This photo is for the … Anniversary Edition I would have  to check the correct year … where I have an old copy, and I am so glad to have this once in a LIFE-TIME  EDITION… all of the old photos…  from those years when I was there…  which – just go to show… how things were… way back and when!

Sister Augustella would have a large “laundry  size” basket, just full of the treats… that we would get at “RECESS TIME” – in the morning and afternoon RECESS times – and that would be a  full basket for the GIRL’s side and also a full basket for the BOY”s side.

That was a real treat for each of us to be able to get something  so extra sweet!

We did not go to the BAKERY, as you see in this photo, as Sister Augustella and her workers were busy  “baking” and there was no room for interruptions –   as you can see… all those loaves of bread!

Back then… when I was the size of some of those girls in this photo line… I would work in the BAKERY – and one of the jobs that I had… was putting those loaves of bread in the bread slicer.

Then … one or two girls would spread each  slice of bread  with “HOME-made  grape jam”… which was also from the grape vineyard on the Orphanage grounds – and we also had “HOME-made Apple-butter” – from the green apple trees… also growing on the Orphanage grounds.

When you think back… these jobs that we had when we were very young…were very good training for all of the things that you may consider doing when you would be older and had left the Orphanage –  as we all need to work at some point in our LIFE.

What better way is there … than for young children to learn how to develop skills in a variety  occupations  being  a self-assured person  so as to get an idea of the  types of work, which  would be of a benefit in more ways than, one can think of – the motivation factor is in the  determining  just  what  natural talents do I have  that will provide the exact “road” in LIFE to pursue!

When it comes to this time of the year… a Monthly Holiday  TIME…  my having had the chance to work in the BAKERY with, and for Sister Augustella … has been of a great benefit to me, as I have such good memories of getting ready for these HOLIDAYS, and I sure do enjoy telling everyone how and why I do what I do,  since everyday of my LIFE…seems… that each  and every day was   and of a  special learning lesson, just for the next  time … each day and  for every year to follow!

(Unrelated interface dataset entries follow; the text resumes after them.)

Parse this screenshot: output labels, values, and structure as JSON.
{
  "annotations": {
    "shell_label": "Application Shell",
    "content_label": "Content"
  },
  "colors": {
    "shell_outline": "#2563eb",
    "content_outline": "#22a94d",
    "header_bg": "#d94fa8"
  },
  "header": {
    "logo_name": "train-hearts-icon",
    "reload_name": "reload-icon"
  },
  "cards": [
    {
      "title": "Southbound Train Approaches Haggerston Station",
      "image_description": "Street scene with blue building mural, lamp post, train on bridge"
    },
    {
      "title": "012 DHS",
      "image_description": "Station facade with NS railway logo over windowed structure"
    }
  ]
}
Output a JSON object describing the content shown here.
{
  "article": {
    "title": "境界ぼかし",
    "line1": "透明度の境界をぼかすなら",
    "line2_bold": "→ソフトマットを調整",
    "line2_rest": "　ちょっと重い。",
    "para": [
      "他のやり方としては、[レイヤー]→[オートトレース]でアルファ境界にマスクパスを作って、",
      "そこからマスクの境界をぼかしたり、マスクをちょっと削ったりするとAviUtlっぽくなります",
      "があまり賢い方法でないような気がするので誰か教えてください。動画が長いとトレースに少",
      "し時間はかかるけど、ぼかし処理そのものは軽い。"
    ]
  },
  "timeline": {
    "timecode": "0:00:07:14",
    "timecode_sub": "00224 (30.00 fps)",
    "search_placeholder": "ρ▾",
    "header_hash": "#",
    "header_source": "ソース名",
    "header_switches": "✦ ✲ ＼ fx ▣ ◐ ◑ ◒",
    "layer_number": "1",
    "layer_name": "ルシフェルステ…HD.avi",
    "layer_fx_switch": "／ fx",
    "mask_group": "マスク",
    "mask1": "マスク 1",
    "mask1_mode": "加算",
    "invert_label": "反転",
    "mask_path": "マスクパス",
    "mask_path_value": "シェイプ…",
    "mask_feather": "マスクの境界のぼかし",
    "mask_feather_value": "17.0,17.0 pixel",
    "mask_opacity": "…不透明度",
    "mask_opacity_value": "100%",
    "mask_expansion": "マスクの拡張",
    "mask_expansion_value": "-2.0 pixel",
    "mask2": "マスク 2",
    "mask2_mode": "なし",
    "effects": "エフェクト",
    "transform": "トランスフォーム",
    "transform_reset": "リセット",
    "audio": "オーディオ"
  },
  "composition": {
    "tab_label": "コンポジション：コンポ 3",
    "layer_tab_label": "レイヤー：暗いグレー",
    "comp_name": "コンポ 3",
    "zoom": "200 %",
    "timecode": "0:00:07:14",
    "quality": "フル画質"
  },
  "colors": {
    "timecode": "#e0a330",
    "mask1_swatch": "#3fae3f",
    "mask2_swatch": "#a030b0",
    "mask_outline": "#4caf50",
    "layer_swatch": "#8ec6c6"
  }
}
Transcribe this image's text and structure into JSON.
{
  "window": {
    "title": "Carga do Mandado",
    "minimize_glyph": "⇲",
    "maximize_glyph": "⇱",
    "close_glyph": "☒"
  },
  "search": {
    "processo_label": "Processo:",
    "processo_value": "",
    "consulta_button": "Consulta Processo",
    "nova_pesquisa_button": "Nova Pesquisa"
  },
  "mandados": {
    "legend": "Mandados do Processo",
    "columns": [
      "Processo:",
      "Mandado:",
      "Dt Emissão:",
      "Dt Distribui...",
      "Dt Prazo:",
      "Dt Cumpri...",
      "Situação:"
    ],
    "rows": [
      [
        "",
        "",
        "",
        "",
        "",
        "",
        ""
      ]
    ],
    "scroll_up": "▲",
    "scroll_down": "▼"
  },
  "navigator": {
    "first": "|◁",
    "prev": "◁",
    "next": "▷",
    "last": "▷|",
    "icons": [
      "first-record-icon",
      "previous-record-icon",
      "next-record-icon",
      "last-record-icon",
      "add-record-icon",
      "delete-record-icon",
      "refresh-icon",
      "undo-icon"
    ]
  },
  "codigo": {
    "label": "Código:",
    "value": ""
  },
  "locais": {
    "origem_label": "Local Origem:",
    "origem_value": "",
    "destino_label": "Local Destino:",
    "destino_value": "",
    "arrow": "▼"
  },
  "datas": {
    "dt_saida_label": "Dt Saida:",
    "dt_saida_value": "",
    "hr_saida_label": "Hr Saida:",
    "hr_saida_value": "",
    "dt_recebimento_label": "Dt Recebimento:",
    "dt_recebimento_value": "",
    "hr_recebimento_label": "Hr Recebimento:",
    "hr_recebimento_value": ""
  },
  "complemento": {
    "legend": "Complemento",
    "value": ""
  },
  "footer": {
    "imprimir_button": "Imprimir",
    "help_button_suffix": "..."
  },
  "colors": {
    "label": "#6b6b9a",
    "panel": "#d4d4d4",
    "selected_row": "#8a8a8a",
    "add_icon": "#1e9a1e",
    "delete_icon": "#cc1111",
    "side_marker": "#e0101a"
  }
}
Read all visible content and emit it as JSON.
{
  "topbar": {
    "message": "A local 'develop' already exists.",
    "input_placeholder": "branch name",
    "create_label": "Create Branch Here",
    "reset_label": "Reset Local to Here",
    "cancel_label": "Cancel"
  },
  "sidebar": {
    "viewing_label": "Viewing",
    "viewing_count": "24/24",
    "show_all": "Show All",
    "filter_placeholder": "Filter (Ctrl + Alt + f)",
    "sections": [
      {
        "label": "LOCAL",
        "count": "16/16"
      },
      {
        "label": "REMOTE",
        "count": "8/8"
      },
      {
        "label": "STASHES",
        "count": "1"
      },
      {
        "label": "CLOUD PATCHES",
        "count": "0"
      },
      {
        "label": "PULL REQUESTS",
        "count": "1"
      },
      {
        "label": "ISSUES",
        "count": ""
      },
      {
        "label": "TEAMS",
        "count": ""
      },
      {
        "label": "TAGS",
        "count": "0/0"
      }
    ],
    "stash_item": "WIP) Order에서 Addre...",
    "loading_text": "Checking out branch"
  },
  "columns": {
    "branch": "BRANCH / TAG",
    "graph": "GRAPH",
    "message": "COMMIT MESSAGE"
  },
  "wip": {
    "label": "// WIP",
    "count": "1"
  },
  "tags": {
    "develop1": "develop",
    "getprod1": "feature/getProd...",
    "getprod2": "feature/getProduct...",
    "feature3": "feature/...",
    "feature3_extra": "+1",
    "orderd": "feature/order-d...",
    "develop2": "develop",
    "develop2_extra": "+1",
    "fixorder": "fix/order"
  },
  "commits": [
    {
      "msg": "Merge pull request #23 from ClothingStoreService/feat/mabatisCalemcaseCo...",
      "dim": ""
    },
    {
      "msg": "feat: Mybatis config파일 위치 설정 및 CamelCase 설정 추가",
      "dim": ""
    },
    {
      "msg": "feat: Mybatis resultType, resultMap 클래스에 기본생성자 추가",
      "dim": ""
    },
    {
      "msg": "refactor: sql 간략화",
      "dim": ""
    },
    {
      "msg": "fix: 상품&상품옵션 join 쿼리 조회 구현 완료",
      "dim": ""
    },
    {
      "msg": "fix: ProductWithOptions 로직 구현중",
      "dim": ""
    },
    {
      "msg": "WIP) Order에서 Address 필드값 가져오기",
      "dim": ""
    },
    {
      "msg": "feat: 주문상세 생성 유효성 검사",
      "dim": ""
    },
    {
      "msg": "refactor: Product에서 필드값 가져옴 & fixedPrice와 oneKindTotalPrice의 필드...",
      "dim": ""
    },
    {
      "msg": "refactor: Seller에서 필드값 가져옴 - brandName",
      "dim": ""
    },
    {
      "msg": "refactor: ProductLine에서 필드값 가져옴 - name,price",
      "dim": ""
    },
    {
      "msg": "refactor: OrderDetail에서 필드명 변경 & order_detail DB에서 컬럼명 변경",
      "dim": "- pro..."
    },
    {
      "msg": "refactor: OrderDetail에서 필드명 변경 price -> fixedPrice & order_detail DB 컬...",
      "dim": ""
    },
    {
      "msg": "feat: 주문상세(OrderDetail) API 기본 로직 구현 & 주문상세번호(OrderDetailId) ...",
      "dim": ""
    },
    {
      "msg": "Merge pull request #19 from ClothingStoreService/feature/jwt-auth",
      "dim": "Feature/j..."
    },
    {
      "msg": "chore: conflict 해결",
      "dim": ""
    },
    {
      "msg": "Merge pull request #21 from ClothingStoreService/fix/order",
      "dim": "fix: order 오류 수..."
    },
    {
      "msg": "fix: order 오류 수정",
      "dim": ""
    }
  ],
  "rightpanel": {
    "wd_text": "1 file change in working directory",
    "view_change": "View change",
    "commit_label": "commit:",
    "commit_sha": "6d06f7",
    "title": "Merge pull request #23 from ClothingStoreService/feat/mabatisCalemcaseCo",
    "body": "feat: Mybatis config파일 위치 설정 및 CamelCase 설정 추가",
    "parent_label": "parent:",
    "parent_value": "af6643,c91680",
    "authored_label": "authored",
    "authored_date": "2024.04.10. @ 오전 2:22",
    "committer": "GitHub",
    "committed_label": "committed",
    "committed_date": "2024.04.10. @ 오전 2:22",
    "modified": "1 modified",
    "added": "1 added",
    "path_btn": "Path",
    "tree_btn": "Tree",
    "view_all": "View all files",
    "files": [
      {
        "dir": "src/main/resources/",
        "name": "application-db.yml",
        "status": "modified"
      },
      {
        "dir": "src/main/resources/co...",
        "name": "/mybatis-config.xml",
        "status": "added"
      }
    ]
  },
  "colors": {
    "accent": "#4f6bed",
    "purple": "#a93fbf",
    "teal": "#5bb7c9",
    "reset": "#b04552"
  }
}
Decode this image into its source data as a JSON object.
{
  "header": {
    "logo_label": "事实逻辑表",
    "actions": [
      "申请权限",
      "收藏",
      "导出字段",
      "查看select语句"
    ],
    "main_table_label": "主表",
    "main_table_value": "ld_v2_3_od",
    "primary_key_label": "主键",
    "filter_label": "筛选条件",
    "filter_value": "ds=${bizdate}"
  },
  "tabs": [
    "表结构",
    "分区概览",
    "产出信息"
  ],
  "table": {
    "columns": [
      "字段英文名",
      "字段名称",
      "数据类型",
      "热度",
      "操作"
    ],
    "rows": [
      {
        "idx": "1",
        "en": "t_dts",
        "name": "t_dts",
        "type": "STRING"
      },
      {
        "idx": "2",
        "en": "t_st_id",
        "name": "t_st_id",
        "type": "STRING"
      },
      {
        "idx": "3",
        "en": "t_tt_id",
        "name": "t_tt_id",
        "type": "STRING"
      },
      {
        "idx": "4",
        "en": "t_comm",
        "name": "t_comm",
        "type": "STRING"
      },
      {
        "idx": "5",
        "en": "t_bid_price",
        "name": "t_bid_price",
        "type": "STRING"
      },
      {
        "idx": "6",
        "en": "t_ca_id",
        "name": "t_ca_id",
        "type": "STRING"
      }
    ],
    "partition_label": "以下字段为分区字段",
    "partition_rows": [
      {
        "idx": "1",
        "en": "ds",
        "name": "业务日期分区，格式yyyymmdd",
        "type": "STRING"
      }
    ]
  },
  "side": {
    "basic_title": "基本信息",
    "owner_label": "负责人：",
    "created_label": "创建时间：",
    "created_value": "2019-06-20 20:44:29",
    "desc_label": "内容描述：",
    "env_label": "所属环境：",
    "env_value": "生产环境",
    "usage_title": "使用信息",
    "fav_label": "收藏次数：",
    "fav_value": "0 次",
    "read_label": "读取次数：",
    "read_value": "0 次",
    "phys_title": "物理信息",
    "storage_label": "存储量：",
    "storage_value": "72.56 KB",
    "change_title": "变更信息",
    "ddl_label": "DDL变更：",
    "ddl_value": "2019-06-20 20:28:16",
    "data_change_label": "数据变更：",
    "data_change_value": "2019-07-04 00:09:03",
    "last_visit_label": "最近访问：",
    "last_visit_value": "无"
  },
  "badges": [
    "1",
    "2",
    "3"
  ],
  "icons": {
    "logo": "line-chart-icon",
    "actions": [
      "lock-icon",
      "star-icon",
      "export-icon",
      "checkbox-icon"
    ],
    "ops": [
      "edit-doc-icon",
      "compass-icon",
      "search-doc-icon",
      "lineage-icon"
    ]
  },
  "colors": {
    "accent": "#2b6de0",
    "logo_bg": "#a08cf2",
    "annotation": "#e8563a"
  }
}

Posted in Childhood, Family, Grandma, Today and tagged with no comments yet.